Coping with Stress After a Hurricane
Our lives here in southwest Florida were dramatically affected by Hurricane Ian. No one could have imagined the damage that would be left in its wake. Many will be dealing with the aftermath for years. It is essential to find healthy ways to cope with stress, loss, and grief after a natural disaster.
For many of you, this is a very present reality. You may have lost everything due to the storm surge that ripped through your house, leaving behind utter devastation. The loss of personal property and sentimental items like photos can feel overwhelming. Some of you lost your homes, your cars, and almost everything you owned. You may have also lost friends, neighbors, or family members to this devastating storm.
After the numbness has worn off you are probably overwhelmed with the emotion of it all. You are dealing with cleanup, insurance adjusters, FEMA, and contractors, and all of it can feel very frustrating and overwhelming.
Common Reactions After a Natural Disaster
- Feeling numb
- Overwhelming emotions (anger, frustration, sadness, grief)
- Difficulty knowing where to begin
- Poor concentration and feeling distracted
- Difficulty making decisions
- Distressing memories and nightmares
- Headaches, body aches, stomach aches
- Change in appetite
- Feelings of hopelessness
- Using alcohol to cope
Important Ways to Help You Cope After a Disaster
Give yourself time.
It’s important to allow yourself time to come to terms with the loss and to grieve. Even if you didn’t lose friends or family members, you did lose a sense of safety and security. You lost stuff, some of it very special stuff. You may have lost your cars or even your job. Grief takes time. Realize you won’t be past it in a few weeks or even a few months. You may go through a wide range of emotions, including disbelief, numbness, irritability, anger, sadness, and resolve.

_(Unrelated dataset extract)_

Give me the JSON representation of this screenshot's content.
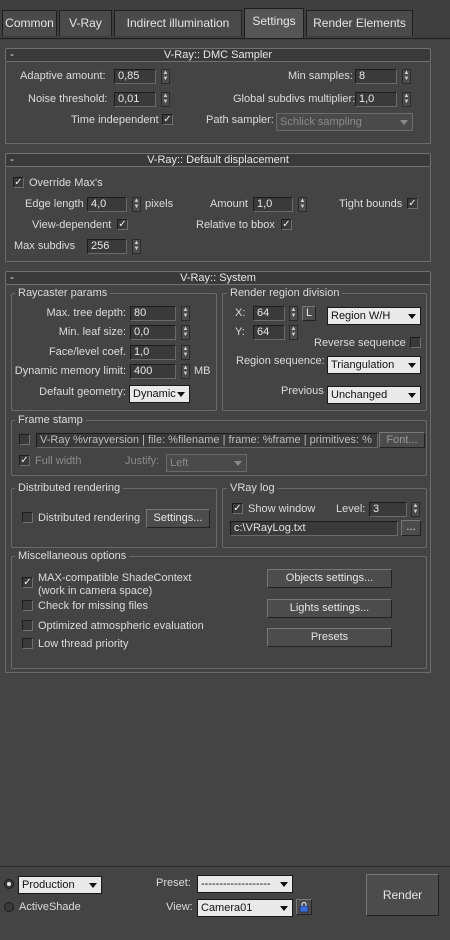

Share what you’re going through with friends and family. Talking about it can relieve a lot of stress. Talking with other survivors helps you realize you are not alone in what you are going through. You may also want to journal what you are experiencing or express it through artistic endeavors.
Get back to a healthy routine.
Keep consistent bedtime and wake times. Eat at regular intervals and make healthy food choices. Get regular exercise. Include something enjoyable in your day, like a hobby, playing a game with your family, or watching the sunset. Listen to your body and take a break when you need to. Take a day off from recovery efforts and take time to rest!
Avoid using drugs and alcohol to cope.
While it may feel like it helps with the stress, in the long run, you may only be compounding your problem.
Limit your exposure to the news.
Seeing the devastation and listening to the tragic stories over and over again can increase feelings of trauma.
Keep a list and check things off.
Keep a prioritized list of things that need to get done. Try to work on one task at a time, allowing for necessary interruptions, of course. This will help you be more productive. When you can’t sleep at night because you’re thinking about all the things you need to do, write them down so you can put them out of your head. Having a list and checking them off will keep you moving when you’re too overwhelmed to know what to tackle next.
Ask for help and support when you need it.
Physical Resources–If you need help with cleanup, there are many organizations that offer volunteer help. There are also organizations providing meals, food supplies, water, housing support, financial assistance, and more. Some of the non-profit organizations that help with disaster relief include The American Red Cross, The Salvation Army, Samaritan’s Purse, and many area churches. Federal assistance information can be found on the following websites:
Mental Health Support–If you need help managing the emotional stress of what you are going through, contact a local counselor who can help you process the experience. Getting help early can lessen the chances of developing Post Traumatic Stress Disorder. Extreme emotional distress 4 to 6 weeks after the event may indicate you are experiencing PTSD. Trauma and PTSD are very treatable, so don’t hesitate to seek help.
EMDR Therapy for Overcoming Trauma
EMDR is a therapy that is highly effective in reducing the distress of traumatic memories. The sooner you process your trauma the lower likelihood of developing PTSD. As a Certified EMDR Therapist, I am trained to help you work through the trauma you have experienced. Reach out today.